Artist Do Ho Suh Explores the Meaning of Home
From three-dimensional fabric sculptures of his parents' house in Korea to an intimate drawing of his New York studio, WSJ. Magazine's Art Innovator of 2013 investigates the idea of home—and what it means to belong in the 21st century. By Julie L. Belcove.
After Korean-born artist Do Ho Suh moved to London a few years ago to be with his wife, he missed his adopted home of New York. He kept a 500-square-foot live-in studio there, in a former sailors' dorm in Chelsea, and began to contemplate ways of memorializing it. Many of Suh's most famed sculptures had reimagined his homes—in translucent fabric or resin, or as a painstakingly detailed, oversize dollhouse—from his childhood in Seoul and his young adulthood in the United States. This time, though, he wanted to make a drawing. Except Suh was not content to sit in a chair with a pad and pencil and render what he saw. Instead, he covered every inch of the interior—walls, floors, ceiling, refrigerator, window air conditioner—with paper, then rubbed with a blue-colored pencil, the way a child might preserve the memory of a leaf in the fall.
"Rubbing is a different interpretation of space. It's quite sensuous—very physical and quite sexual," says Suh, wearing a T-shirt and shorts on a late summer day in his London studio. "You have to very carefully caress the surface and try to understand what's there."
That dictum could easily apply to the entirety of Suh's oeuvre, which has explored the varying meanings of space, from the smallest territory we occupy—our clothing—to our homes and homelands. Issues of memory, history, displacement, identity and the body all come into play. In an age of exponentially increasing globalization, Suh's consideration of what it means to belong strikes a nerve. His almost uncanny ability to hit these major touchstones of our time—and do it with the lyricism of a poet—has made him one of the most internationally in-demand artists of his generation.

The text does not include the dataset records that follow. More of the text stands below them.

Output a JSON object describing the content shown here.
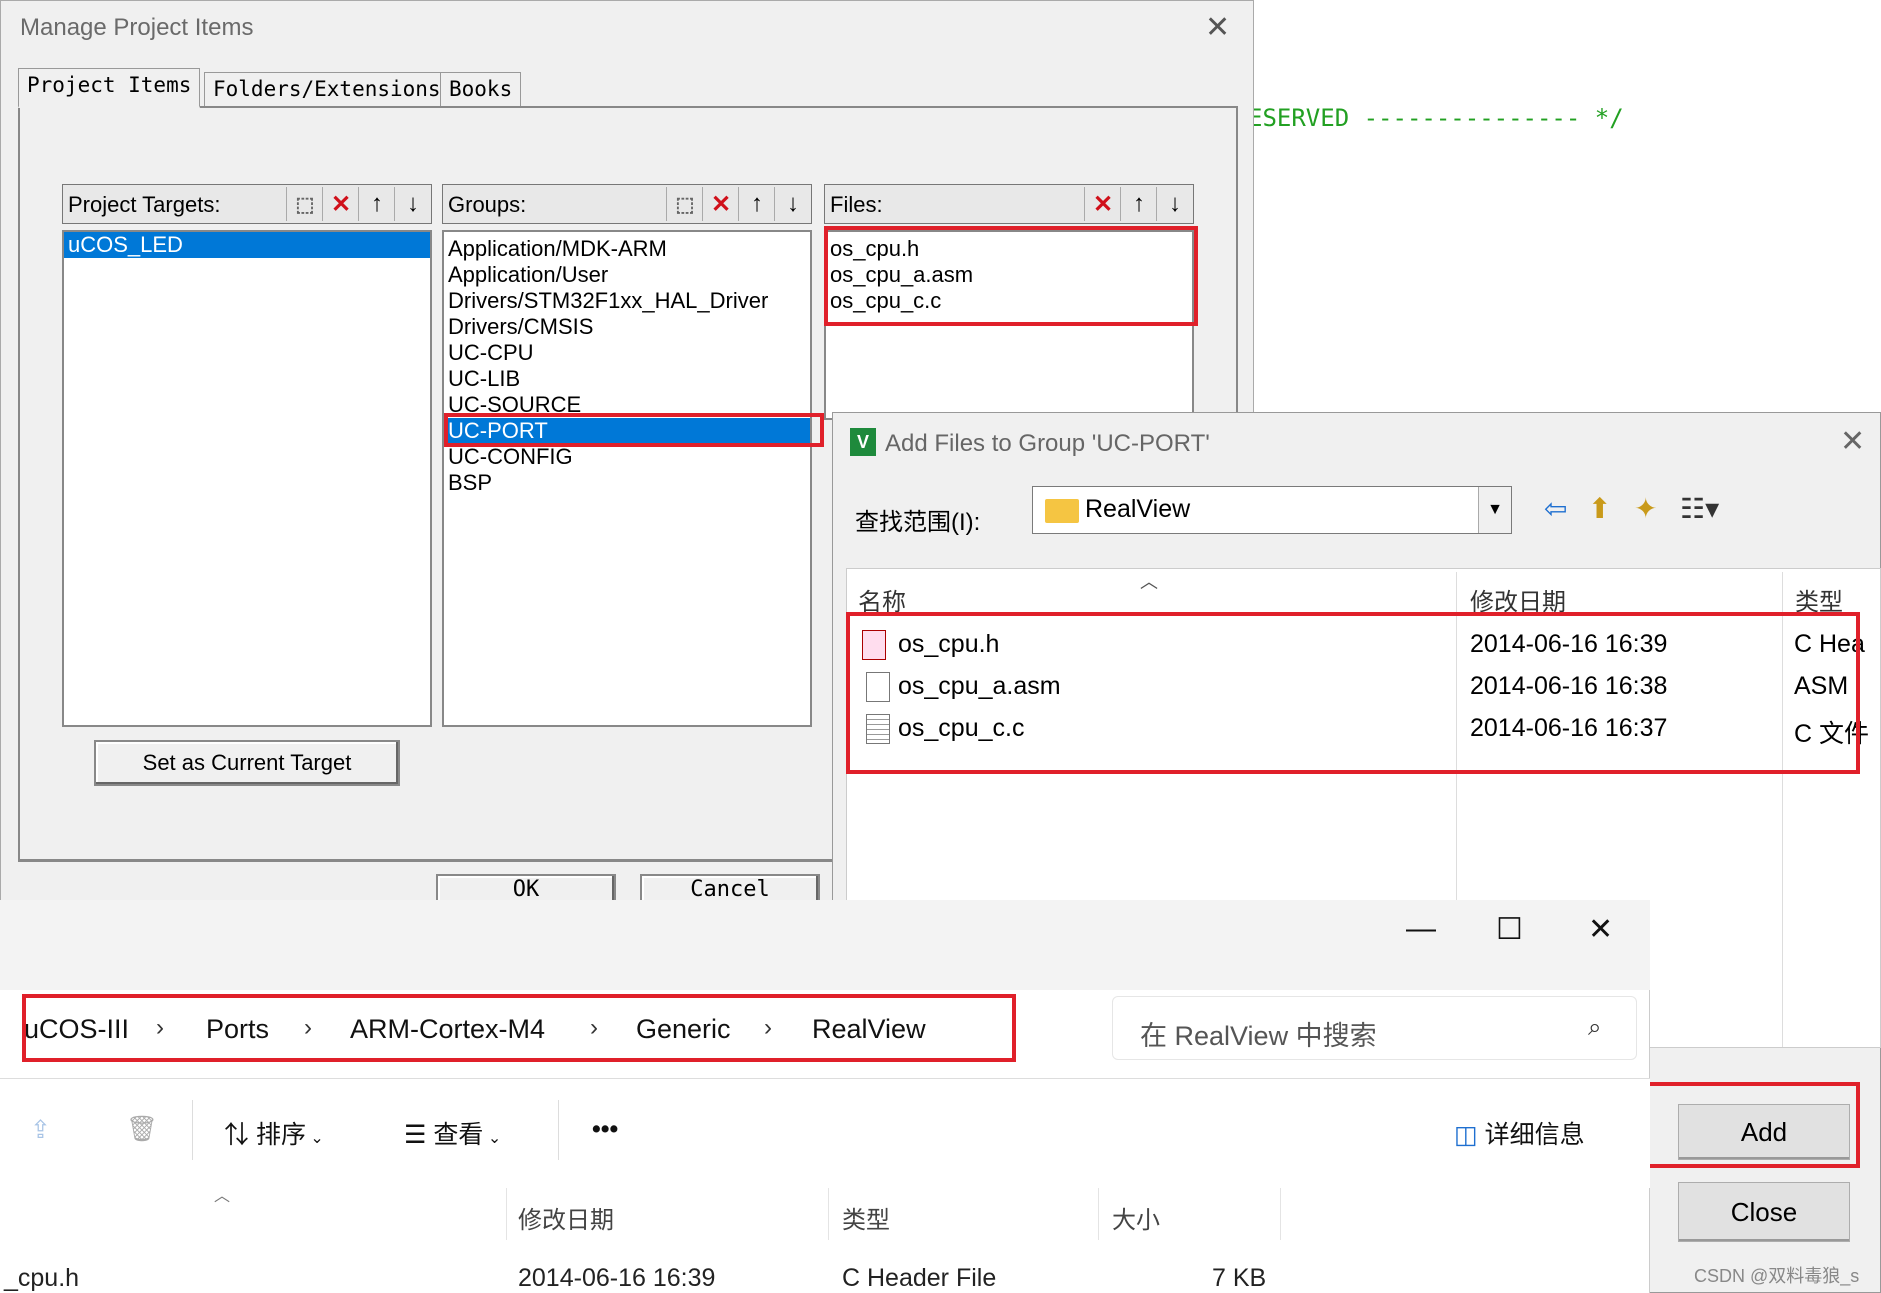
{
  "editor": {
    "code_line": "ESERVED --------------- */"
  },
  "manage_dialog": {
    "title": "Manage Project Items",
    "tabs": [
      "Project Items",
      "Folders/Extensions",
      "Books"
    ],
    "targets_label": "Project Targets:",
    "groups_label": "Groups:",
    "files_label": "Files:",
    "targets": [
      "uCOS_LED"
    ],
    "groups": [
      "Application/MDK-ARM",
      "Application/User",
      "Drivers/STM32F1xx_HAL_Driver",
      "Drivers/CMSIS",
      "UC-CPU",
      "UC-LIB",
      "UC-SOURCE",
      "UC-PORT",
      "UC-CONFIG",
      "BSP"
    ],
    "selected_group": "UC-PORT",
    "files": [
      "os_cpu.h",
      "os_cpu_a.asm",
      "os_cpu_c.c"
    ],
    "set_target_button": "Set as Current Target",
    "ok_button": "OK",
    "cancel_button": "Cancel"
  },
  "add_files_dialog": {
    "title": "Add Files to Group 'UC-PORT'",
    "look_in_label": "查找范围(I):",
    "look_in_value": "RealView",
    "columns": [
      "名称",
      "修改日期",
      "类型"
    ],
    "files": [
      {
        "name": "os_cpu.h",
        "date": "2014-06-16 16:39",
        "type": "C Hea"
      },
      {
        "name": "os_cpu_a.asm",
        "date": "2014-06-16 16:38",
        "type": "ASM :"
      },
      {
        "name": "os_cpu_c.c",
        "date": "2014-06-16 16:37",
        "type": "C 文件"
      }
    ],
    "add_button": "Add",
    "close_button": "Close"
  },
  "explorer": {
    "breadcrumbs": [
      "uCOS-III",
      "Ports",
      "ARM-Cortex-M4",
      "Generic",
      "RealView"
    ],
    "search_placeholder": "在 RealView 中搜索",
    "sort_label": "排序",
    "view_label": "查看",
    "more_label": "•••",
    "details_label": "详细信息",
    "columns": [
      "修改日期",
      "类型",
      "大小"
    ],
    "row": {
      "name": "_cpu.h",
      "date": "2014-06-16 16:39",
      "type": "C Header File",
      "size": "7 KB"
    }
  },
  "watermark": "CSDN @双料毒狼_s"
}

Suh has fashioned a monumental emperor's robe from thousands of soldiers' dog tags and precariously perched a fully furnished house on the edge of a roof seven stories up. He has used his personal history of wearing uniforms—from schoolboy to soldier—as the basis for a self-portrait, and set an army of tiny figurines under a glass floor, inviting viewers to walk on the artwork without necessarily even realizing it. In Suh's mind, it all has the same origin: "Everything starts from an idea of personal space—what is the dimension of personal space," says Suh. "What makes a person a person, and when does a person become a group? What is interpersonal space—space between people?"